== Segment start ==
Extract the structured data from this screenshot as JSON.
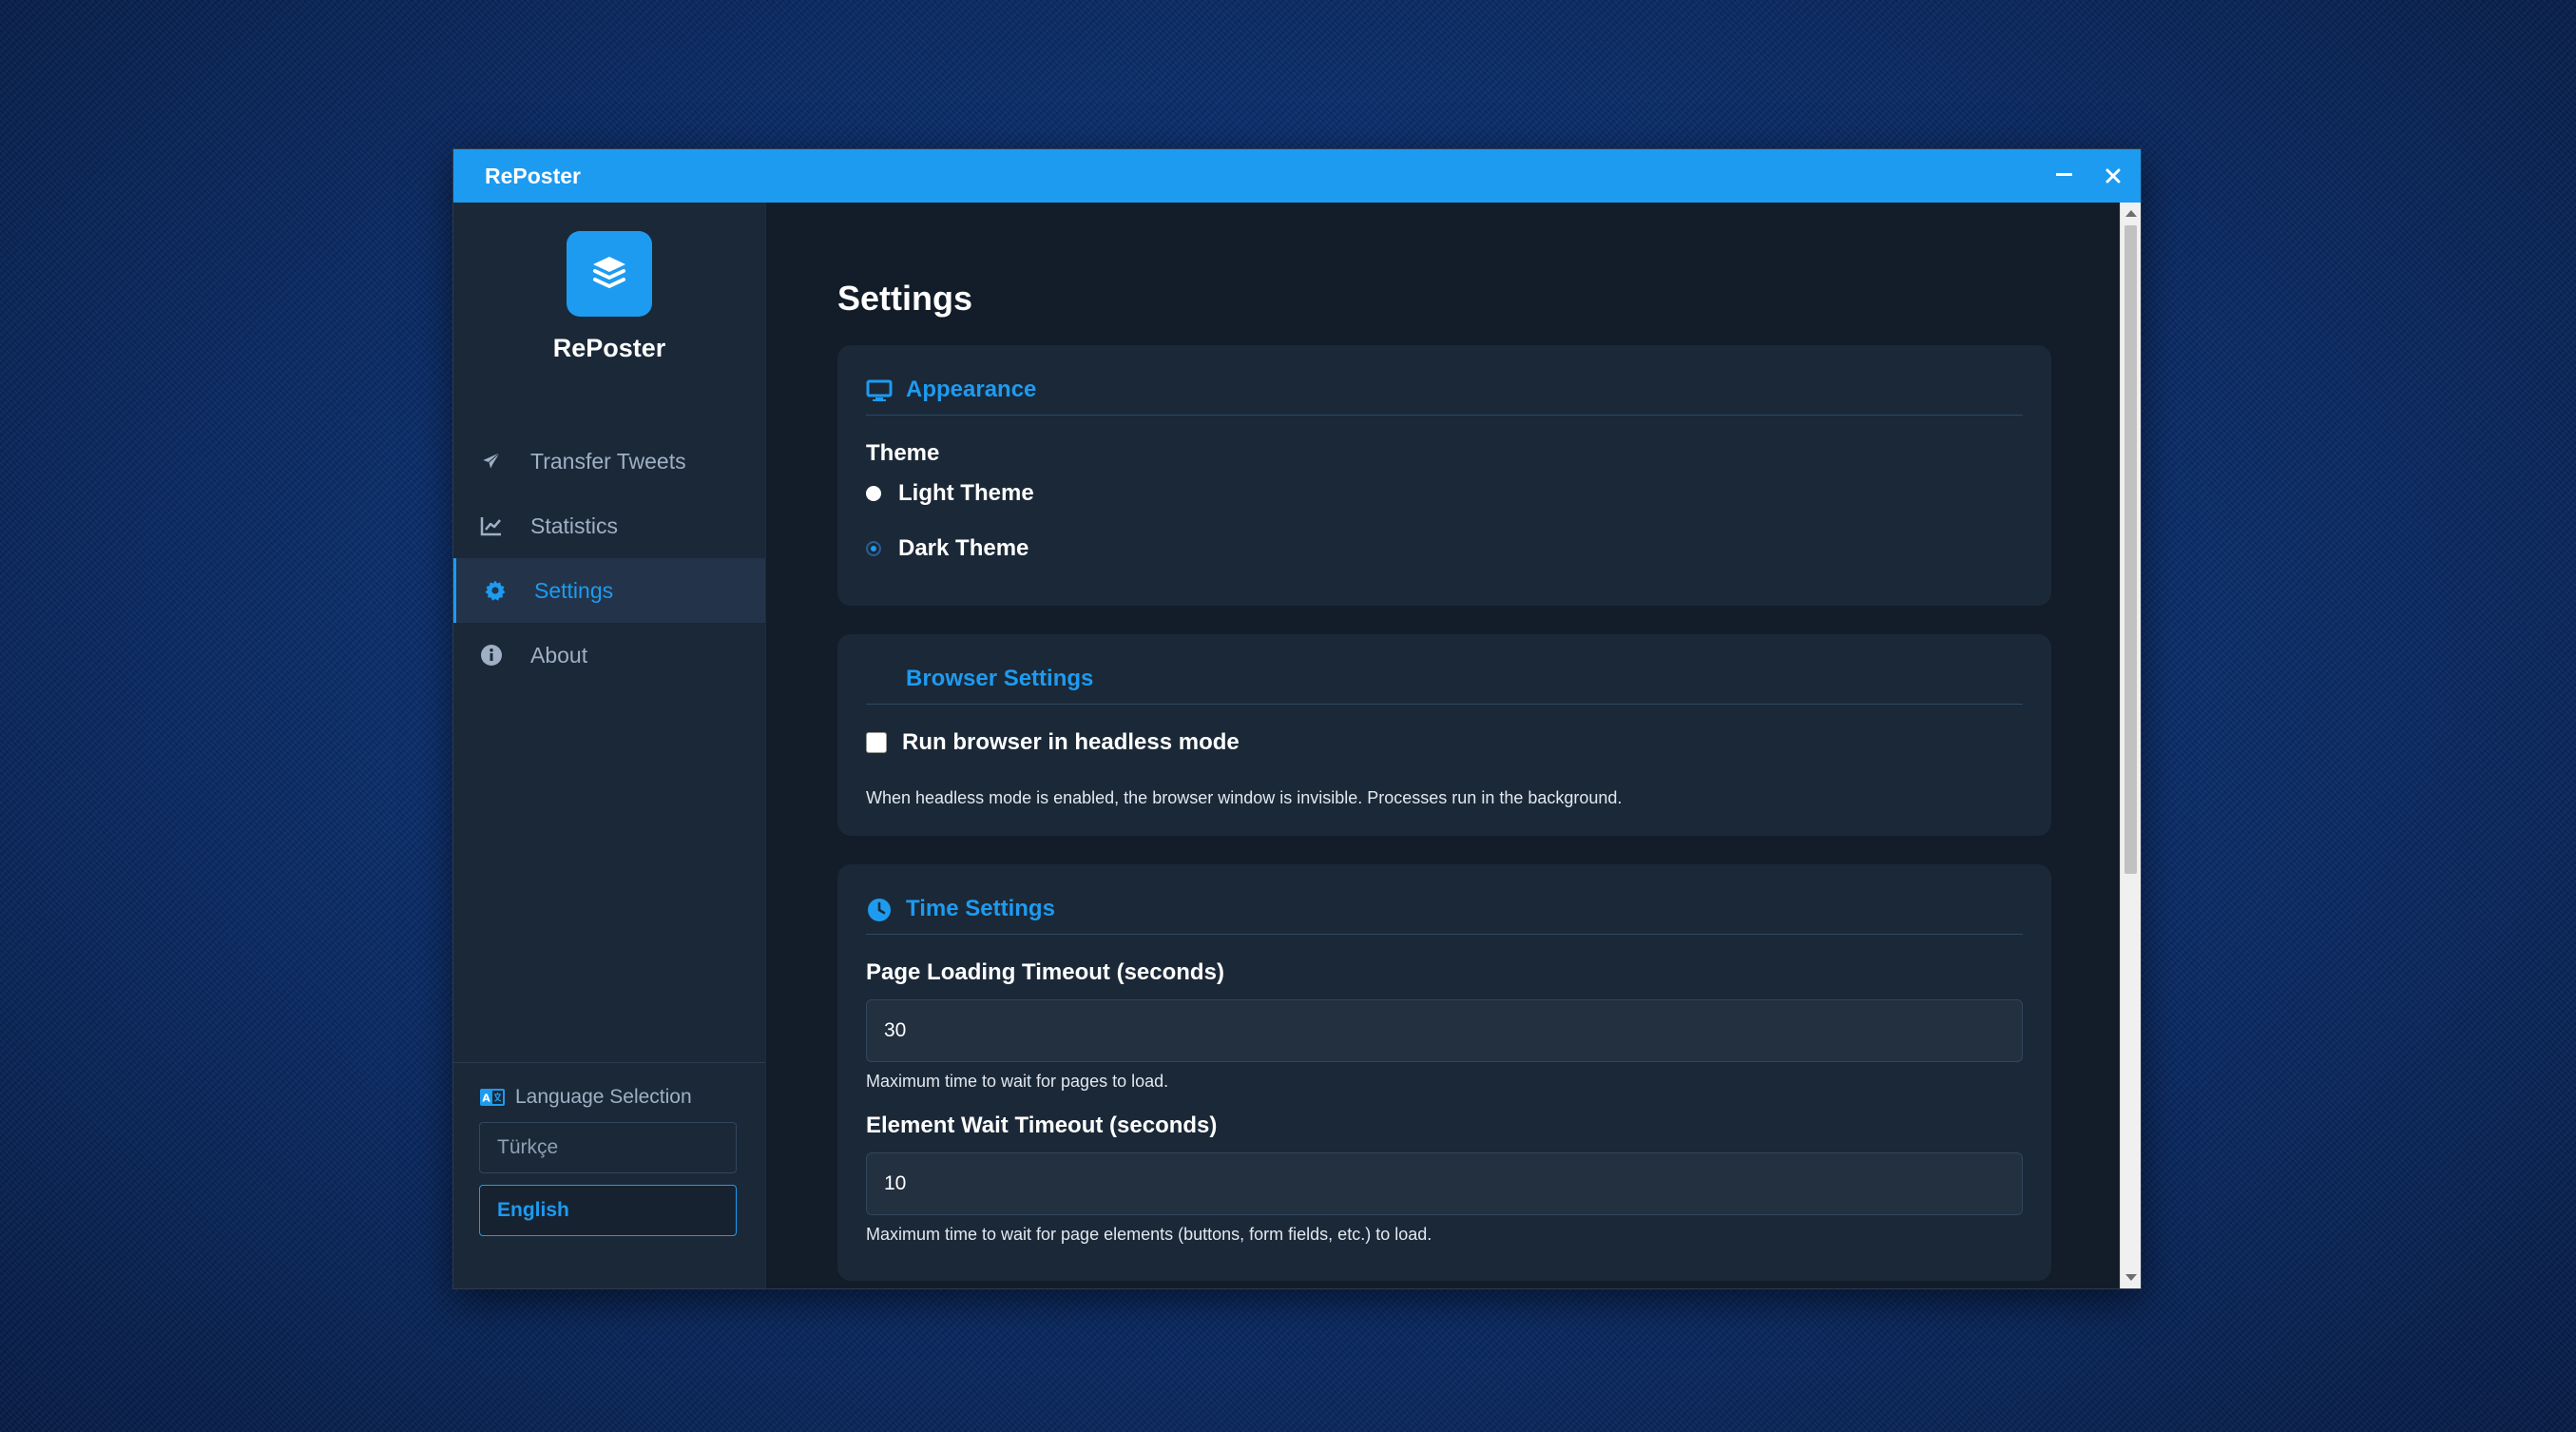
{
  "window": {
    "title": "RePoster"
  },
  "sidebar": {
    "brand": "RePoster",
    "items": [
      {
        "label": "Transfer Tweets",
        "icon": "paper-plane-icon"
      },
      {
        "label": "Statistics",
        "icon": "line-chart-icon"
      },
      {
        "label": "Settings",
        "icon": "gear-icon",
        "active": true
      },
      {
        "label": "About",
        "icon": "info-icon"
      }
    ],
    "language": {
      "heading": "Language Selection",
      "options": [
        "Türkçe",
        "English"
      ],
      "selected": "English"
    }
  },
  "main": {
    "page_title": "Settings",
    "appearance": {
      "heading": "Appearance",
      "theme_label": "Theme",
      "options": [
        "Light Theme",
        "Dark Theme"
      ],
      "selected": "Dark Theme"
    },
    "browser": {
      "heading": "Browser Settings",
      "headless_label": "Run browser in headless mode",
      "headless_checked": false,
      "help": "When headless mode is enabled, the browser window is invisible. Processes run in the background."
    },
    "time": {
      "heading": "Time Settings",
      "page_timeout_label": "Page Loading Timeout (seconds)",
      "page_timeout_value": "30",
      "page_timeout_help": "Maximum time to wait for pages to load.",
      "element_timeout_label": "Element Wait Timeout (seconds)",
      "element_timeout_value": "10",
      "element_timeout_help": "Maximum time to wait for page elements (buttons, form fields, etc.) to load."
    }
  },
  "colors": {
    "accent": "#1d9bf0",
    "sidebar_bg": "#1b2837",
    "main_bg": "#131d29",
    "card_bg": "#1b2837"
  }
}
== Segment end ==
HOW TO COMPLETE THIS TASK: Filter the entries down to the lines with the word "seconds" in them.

EXERCISE SOLUTION:
      "page_timeout_label": "Page Loading Timeout (seconds)",
      "element_timeout_label": "Element Wait Timeout (seconds)",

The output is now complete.